What I saw was a group of about twenty anglers in full combat mode as they worked a small riffle. Their tenkara rods were at least twelve feet long, which I'm sure made combat that much more difficult. From the taxi it was an odd sight; it looked like a forest of super long rods leaning in the same direction as they searched for the sun. I wish I had a picture, because there is nothing I can type to properly convey the scene.
Photo courtesy of The International Herald Tribune.
Life would be boring if it weren't for coincidences such as the one I experienced two days later. While riding a commuter train, this time near Akashi, my boss handed me a newspaper opened to an article he thought I'd enjoy. The paper was The International Herald Tribune and the article was titled "Japanese fly fishing catches on in the U.S." It's a short read so go ahead and click the link.
To further the coincidence, the article described an angler catching a "scrappy longear sunfish" from Crooked Creek, Arkansas. As regular readers know well, I'm currently in a half-hearted race to claim the Illinois state record for longear sunfish.
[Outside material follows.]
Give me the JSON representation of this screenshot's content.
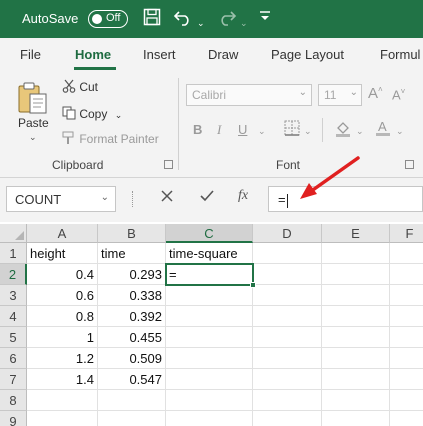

I thought it would be fun to get the record on a fly but a tenkara rod would make it that much more enjoyable.